Most towns and communities have a local library. Many times the library is known as a main resource center. Children will enjoy getting familiar with the library and the services it has to offer. It’s great to get started as soon as possible. Library membership can start at a very young age as well. Here are a few steps to help you and your child have an enjoyable summer full of reading and learning:


•  Read to Your Child Regularly. Introduce your child to the world of reading at a young age. Try to make reading part of your daily routine. Bedtime stories are always a great start for younger children, and incorporating books during the day as your child learns to read on her own is important as well. Find out your child’s interests and get a variety of books about them.


•  Visit Your Local Library. Take a visit to the local library. Talk to the children’s librarian about the programs that are offered there during the summer. Get the library’s summer calendar so you can stay up to date on all the upcoming events.

USING THE LIBRARY DURING THE SUMMER

TANIQUA WARD, M.S.

TaNiqua Ward is a staff writer for Health & Wellness magazine.

more articles by taniqua ward

•  Get Your Child His Own Library Card. When your child is at the appropriate age, sign him up for his own library card. Having a library card teaches your children responsibility. They’ll have to keep up with the due dates and be responsible for their books.


•  Let Your Child Select Her Own Books. It is important to give your child the independence to select her own books. She will pick something that fits her own interests or perhaps something she may be curious about. If a book she selects is not in her usual reading category, let her check it out anyway as long as it is age appropriate. This is part of the learning process.

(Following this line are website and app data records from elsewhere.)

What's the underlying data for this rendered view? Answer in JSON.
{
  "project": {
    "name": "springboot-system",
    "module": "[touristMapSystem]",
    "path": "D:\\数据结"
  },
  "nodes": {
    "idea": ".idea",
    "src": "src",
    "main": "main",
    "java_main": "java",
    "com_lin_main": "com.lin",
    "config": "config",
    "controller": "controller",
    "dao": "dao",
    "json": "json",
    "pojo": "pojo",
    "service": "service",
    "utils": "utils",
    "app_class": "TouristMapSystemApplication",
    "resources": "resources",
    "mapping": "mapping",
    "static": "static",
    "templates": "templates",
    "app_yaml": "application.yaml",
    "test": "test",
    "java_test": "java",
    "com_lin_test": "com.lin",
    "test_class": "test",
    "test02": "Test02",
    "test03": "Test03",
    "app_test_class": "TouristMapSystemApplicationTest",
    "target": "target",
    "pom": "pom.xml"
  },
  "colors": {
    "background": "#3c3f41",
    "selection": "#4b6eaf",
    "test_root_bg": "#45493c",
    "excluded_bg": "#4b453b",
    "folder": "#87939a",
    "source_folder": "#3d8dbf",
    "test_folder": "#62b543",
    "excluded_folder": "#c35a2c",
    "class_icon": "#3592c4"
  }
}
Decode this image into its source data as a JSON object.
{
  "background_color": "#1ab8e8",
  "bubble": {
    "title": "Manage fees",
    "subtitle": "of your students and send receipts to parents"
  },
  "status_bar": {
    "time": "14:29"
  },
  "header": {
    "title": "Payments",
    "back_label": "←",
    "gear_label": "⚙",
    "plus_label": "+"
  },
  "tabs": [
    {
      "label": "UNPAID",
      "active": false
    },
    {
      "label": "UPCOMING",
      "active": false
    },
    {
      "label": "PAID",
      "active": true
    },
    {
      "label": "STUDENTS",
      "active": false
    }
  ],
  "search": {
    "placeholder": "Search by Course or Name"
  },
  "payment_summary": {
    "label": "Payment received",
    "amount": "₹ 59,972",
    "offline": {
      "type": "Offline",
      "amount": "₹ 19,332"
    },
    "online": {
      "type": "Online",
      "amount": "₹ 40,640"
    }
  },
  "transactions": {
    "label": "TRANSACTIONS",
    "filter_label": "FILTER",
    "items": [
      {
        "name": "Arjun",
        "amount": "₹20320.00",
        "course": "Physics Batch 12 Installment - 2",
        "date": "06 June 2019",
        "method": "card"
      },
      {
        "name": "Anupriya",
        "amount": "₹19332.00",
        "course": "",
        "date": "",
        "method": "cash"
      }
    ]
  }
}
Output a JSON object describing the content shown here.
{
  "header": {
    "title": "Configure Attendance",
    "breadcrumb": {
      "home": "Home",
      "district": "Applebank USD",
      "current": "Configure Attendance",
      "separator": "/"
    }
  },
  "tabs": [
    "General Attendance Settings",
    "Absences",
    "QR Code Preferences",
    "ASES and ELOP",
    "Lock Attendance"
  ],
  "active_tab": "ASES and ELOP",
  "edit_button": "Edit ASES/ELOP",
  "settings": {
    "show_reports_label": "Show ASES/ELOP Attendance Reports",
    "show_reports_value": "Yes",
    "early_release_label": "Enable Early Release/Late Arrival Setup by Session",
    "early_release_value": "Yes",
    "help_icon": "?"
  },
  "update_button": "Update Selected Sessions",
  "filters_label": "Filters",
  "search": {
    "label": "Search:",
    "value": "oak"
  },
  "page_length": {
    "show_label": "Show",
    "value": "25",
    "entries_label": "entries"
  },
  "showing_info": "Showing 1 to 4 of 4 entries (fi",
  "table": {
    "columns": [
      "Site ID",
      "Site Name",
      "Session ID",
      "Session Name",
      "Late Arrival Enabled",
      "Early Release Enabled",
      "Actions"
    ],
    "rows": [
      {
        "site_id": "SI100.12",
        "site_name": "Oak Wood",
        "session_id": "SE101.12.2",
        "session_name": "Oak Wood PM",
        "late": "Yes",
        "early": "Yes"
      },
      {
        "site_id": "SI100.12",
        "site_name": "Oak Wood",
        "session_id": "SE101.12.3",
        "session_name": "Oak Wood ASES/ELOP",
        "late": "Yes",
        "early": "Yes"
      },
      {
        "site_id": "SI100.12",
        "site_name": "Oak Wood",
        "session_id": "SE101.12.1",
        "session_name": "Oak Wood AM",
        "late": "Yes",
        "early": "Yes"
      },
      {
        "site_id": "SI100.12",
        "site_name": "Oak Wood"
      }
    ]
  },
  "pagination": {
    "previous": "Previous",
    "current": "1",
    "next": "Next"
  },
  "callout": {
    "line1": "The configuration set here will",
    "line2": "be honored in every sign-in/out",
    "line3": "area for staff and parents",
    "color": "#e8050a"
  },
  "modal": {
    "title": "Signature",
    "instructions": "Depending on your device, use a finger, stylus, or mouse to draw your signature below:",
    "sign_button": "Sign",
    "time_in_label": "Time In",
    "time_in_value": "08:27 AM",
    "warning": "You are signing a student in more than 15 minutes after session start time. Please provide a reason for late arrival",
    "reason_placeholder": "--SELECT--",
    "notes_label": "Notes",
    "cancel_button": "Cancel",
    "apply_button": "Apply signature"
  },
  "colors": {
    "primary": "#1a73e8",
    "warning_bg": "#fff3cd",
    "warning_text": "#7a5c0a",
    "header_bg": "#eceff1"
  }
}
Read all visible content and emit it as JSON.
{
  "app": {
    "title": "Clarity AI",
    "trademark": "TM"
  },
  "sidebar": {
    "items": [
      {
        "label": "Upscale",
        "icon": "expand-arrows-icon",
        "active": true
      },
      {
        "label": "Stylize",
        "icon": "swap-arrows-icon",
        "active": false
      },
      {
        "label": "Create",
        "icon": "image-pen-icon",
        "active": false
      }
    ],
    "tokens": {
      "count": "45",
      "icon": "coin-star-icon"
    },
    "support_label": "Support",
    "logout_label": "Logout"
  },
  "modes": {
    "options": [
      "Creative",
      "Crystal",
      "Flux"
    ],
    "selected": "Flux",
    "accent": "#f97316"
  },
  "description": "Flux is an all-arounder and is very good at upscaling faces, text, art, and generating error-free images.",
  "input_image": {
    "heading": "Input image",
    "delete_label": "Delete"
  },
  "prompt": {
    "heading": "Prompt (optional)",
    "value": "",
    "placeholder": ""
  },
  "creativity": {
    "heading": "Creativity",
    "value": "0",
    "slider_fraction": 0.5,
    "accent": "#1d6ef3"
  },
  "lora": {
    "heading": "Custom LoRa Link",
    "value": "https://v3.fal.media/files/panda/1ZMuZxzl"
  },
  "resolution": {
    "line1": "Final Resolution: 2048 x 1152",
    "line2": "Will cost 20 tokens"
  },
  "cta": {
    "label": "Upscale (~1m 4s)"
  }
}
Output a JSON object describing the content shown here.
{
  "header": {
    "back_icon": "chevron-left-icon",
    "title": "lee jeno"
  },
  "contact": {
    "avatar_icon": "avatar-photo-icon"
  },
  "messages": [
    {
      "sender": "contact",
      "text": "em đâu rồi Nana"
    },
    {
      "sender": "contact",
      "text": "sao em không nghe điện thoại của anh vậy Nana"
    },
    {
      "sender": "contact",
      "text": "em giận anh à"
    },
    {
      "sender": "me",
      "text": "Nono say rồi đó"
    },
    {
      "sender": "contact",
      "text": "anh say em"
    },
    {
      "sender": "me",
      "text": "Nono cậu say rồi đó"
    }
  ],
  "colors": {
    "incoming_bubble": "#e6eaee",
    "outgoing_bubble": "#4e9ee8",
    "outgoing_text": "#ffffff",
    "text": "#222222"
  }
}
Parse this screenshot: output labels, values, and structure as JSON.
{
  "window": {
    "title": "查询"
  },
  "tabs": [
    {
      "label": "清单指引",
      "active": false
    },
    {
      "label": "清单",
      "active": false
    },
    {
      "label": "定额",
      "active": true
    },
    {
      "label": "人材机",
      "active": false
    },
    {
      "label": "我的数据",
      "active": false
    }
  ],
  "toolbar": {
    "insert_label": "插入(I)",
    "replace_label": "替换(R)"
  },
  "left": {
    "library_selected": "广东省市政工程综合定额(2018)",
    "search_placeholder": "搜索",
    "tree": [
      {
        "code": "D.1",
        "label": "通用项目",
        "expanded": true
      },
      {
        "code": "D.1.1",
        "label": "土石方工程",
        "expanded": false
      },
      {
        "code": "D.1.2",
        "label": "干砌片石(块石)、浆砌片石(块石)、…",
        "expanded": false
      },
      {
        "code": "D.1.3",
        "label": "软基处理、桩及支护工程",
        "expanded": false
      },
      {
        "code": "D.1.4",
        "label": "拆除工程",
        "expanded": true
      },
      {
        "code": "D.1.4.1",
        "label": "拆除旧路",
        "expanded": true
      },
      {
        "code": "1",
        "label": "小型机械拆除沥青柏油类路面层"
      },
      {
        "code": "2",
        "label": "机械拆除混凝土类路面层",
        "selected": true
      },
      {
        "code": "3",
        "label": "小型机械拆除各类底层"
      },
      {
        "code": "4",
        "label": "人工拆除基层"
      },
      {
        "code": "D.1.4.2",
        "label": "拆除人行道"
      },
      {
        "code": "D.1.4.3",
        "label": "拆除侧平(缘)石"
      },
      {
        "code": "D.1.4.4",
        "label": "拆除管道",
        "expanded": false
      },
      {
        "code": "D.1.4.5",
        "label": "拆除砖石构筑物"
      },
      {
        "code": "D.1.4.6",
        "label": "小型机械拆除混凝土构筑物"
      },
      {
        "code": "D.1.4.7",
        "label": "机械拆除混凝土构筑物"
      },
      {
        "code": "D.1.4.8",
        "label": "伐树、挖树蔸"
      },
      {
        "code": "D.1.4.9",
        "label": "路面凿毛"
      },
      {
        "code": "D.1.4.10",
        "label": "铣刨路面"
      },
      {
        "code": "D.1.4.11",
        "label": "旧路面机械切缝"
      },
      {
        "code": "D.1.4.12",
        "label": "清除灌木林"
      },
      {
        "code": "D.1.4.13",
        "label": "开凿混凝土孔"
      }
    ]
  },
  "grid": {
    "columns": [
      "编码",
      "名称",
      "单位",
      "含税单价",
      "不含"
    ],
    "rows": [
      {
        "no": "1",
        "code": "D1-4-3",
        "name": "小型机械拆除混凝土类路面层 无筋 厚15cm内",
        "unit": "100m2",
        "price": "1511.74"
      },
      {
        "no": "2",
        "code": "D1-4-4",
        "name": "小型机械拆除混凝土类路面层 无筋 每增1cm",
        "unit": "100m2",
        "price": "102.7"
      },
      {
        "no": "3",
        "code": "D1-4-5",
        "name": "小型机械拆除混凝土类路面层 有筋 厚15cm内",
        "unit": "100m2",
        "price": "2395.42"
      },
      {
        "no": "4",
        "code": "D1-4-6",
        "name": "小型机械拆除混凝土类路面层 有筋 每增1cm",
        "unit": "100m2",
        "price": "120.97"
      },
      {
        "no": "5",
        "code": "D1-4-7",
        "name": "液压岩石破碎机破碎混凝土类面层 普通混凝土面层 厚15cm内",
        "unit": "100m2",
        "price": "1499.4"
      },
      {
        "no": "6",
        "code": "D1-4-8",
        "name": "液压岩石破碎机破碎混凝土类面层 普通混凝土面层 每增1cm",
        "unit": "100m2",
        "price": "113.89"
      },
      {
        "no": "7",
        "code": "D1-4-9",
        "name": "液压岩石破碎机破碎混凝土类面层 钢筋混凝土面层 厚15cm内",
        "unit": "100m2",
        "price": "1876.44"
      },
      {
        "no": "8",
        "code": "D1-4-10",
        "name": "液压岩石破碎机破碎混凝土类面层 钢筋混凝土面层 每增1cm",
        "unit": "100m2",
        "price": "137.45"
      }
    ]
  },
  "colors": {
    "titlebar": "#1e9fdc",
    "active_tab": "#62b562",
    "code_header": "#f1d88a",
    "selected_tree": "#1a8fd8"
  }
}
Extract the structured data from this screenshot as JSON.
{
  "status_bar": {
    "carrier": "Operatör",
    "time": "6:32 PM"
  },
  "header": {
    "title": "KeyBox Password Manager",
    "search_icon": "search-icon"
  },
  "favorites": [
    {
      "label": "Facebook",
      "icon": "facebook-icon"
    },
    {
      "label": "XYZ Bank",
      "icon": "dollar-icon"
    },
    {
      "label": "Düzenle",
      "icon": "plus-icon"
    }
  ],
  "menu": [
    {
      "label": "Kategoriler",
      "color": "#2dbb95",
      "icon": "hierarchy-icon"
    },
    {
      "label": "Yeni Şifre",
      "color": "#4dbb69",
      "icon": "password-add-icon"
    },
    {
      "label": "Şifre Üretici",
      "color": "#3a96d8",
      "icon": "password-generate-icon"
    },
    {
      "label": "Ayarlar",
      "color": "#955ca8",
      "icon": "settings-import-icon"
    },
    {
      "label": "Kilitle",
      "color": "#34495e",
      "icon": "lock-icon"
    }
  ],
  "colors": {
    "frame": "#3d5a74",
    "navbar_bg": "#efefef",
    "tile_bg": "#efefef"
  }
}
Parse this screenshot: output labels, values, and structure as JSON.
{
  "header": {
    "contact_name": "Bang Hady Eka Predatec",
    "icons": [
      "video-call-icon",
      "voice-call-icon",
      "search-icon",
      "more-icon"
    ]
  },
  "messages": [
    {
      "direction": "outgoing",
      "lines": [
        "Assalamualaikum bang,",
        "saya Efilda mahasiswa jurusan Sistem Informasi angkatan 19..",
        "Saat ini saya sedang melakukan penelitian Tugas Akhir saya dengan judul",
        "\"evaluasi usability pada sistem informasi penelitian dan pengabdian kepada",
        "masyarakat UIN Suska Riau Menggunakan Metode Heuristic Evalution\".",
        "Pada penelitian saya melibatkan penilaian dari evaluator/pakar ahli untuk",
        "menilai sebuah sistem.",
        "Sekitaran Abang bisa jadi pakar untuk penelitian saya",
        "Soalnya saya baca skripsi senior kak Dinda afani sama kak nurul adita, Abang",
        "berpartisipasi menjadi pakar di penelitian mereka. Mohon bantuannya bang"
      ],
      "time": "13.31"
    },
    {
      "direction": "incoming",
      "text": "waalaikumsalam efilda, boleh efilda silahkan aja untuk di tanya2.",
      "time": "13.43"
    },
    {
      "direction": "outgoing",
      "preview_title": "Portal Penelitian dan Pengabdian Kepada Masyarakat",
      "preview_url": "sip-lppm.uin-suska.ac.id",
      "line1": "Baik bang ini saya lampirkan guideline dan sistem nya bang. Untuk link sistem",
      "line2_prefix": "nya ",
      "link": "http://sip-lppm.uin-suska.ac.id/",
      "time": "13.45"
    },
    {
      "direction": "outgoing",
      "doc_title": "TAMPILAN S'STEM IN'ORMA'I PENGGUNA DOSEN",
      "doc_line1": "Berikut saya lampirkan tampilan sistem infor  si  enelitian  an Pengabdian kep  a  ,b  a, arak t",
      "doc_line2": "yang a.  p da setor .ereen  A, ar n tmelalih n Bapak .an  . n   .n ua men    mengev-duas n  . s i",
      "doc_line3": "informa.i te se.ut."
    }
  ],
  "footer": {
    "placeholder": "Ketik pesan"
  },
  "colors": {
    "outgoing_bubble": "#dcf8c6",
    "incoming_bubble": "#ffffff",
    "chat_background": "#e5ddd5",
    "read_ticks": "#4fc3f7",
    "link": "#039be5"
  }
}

Make the library visit a regular outing for your children. It will enrich their learning and make certain areas of schoolwork more enjoyable since they have already been introduced to reading. Reading is an inexpensive activity that has endless rewards. As Dr. Seuss said, “The more you read, the more things you know. The more you learn, the more places you go.”